Effective Date: 
Mon, 01/02/2012
Wed, 01/14/2015

This policy clarifies the procedure for giving the injectable contraceptive Depo-Provera (Depo, DMPA).     The policy clarifies the procedure for patients who are late receiving their repeat Depo-Provera injections, allowing the nurse to provide on-going contraception by using the "quick start" algorithm (attached below).  This algorithm guides the nurse to assist women in need of on-going contraception who present after the standard 14 week (98 day) guideline for repeat injection.

Patient makes an appointment for Depo injection or is seen as a COPE RN visit. Nurse may administer Depo Provera in AIT, Same Day Clinic or by Nurse appointments


Injectable Contraceptive-Depo-Provera Patient Information Handout, HC266
Depo-Provera in a vial or pre-filled syringe containing 150mg DMPA per ml
21 or 23 gauge safety needle
A signed order from a Clinician at CSHC or per RN Standardized Procedure through the COPE or quick contraceptive refill procedure



First Injection:

Assure that a signed order from a clinician at SHC is appropriately entered into the PNC medical record, or meets the criteria for COPE as per the UCSC RN Standardized Procedures.

A urine pregnancy test is done prior to the initial injection.  If it is positive, proceed with pregnancy test visit.  If it is negative, proceed with Depo injection process.

Patient reads Injectable Contraceptive handout and is given the opportunity to ask any questions or clarify any concerns.

The first dose of Depo-Provera is given according to the Quick Start Algorithm.

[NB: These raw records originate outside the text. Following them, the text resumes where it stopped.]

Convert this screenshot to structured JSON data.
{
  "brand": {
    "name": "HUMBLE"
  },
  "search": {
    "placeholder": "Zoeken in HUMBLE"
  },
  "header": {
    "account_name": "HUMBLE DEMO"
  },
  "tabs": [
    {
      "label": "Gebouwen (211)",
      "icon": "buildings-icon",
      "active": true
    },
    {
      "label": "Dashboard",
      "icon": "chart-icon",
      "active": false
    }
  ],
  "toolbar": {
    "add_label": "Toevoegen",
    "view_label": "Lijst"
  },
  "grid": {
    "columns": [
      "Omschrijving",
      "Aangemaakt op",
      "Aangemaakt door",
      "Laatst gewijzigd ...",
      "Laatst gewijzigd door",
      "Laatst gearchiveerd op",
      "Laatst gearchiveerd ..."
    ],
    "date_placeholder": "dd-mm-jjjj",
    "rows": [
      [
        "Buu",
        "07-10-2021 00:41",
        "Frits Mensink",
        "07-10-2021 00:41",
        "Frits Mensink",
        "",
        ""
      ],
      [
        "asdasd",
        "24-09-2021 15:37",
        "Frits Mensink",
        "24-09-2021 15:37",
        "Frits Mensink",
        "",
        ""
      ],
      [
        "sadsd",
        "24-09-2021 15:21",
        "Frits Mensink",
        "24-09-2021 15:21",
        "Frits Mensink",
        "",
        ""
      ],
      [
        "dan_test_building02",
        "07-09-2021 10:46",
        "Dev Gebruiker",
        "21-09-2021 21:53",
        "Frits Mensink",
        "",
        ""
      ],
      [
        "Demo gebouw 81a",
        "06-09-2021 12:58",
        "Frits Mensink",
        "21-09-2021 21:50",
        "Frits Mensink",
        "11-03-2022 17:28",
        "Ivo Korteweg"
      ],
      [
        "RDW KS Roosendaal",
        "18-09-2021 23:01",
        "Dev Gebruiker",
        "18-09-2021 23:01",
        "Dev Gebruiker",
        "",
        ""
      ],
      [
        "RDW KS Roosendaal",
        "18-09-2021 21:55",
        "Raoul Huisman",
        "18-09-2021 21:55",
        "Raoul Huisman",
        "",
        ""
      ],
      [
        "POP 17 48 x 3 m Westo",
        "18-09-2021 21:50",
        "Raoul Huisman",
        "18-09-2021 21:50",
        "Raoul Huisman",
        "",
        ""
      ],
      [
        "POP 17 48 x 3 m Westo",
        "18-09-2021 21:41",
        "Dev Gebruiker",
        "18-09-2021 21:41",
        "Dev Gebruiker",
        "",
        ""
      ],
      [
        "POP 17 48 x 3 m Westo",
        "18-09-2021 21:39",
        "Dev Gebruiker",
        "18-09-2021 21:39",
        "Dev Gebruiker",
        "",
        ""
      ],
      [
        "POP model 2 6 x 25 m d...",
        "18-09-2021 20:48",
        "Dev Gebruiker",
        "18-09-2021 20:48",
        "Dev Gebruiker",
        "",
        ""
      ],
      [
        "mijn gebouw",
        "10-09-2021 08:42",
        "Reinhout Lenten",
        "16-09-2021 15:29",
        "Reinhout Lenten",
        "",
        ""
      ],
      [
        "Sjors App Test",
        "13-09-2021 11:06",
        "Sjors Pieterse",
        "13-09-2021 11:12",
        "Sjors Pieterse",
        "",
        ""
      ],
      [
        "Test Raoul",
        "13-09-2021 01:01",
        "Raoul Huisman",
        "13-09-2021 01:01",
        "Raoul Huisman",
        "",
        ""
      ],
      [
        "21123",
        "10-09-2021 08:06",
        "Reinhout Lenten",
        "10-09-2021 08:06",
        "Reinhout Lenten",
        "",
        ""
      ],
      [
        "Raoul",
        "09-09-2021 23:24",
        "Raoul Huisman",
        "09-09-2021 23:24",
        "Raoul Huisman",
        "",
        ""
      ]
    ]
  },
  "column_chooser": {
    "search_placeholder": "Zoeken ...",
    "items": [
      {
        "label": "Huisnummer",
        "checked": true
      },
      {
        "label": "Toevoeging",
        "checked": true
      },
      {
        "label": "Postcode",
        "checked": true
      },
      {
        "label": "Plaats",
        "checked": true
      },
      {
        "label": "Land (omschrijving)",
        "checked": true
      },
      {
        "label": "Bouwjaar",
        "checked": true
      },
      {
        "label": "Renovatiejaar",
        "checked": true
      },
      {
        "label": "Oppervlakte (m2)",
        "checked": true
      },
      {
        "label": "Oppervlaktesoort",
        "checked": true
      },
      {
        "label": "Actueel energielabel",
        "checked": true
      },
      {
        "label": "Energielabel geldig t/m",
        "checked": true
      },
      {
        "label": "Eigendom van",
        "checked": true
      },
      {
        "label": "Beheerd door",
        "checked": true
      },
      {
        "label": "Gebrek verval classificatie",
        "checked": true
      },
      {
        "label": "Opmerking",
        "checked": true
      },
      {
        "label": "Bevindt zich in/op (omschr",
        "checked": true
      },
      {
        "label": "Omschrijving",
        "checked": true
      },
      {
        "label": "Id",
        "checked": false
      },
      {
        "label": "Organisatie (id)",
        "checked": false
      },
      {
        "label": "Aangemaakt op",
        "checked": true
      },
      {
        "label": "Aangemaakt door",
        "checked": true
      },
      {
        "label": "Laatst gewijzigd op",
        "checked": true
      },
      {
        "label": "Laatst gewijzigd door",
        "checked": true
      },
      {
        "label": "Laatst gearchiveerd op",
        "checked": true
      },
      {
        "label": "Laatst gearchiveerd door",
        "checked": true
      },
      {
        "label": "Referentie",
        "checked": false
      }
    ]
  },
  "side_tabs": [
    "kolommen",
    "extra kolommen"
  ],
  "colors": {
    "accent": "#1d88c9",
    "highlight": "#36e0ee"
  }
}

Following standardized nursing practice, nurse gives IM injection and documents in the EMR.

DMPA 150mg/1 ml is given in a single injection deeply in the gluteus maximus or deltoid muscle using a 21 or 23g needle.

Patient waits 15 minutes after injection and prior to leaving to be observed for possible local site allergic reaction.

Nurse instructs patient to use a back-up contraceptive method for one week and to schedule follow-up appointment for the next injection every 12 weeks.  If Depo initial injection was initiated via COPE, the follow-up injections require a clinician order.  The Nurse assists the student in arranging a clinican appointment if indicated for on-going orders.

Follow-up Injections:

Nurse reviews side effects and patient concerns with attention to change in periods. A pregnancy test will be repeated prior to the second injection. If negative, the nurse will administer the second injection.

Obtain weight and blood pressure.  If weight is up more than 10% or BP is >130/>90, refer for clinician evaluation.

Discuss STI risk and/or testing.  Order STI testing as indicated.  Review STI risk reduction as indicated.

Follow-up injections less than 14 weeks (98 days) from previous injection:

Give Depo-Provera per protocol.  No urine pregnancy testing is necessary after the second visit if seen within 14 weeks of prior injection.

Patient waits 15 minutes after injection to observe for allergic reaction.

Follow-Up injection More than 14 weeks (98 days) from previous injection:

With history of unprotected intercourse after 14 weeks, offer emergency contraception if appropriate. 

Obtain a urine pregnancy test if indicated.  If negative, reassure the patient that the hormone injection will not harm an unrecognized pregnancy.  If the student still wishes to proceed, give the Depo.

Instruct the patient to use a back-up method of birth control for 1 week following the injection. 

Schedule and emphasize a return visit in 3 weeks for repeat pregnancy test.

Create a reminder/future callback in EMR to call patient in 3 weeks to return for pregnancy test.


Key Points: 

Pregnancy tests are required prior to the first two injections and as needed if delay of greater than 98 days since prior injection.

Planned pregnancies are associated with improved health for both women and babies.  Every attempt should be made to provide appropriate contraception to avoid unintended pregnancy.  This guideline has been modified to facilitate on-going use of injectable contraception for women who fail to return as scheduled for repeat Depo-Provera injections. 

In addition, this protocol has been revised to remove the requirement that a woman sign a special consent to use this type of contraception.

In accordance with World Health Organization guidance, this protocol removes warnings about loss of bone mineral density in women using Depo Provera.  Longitudinal research suggests that this loss of bone mineral density is transient, returning to baseline when women stop using Depo.  The research also indicates that women using this form of contraception do not have more bone fractures than women who don't use this contraceptive.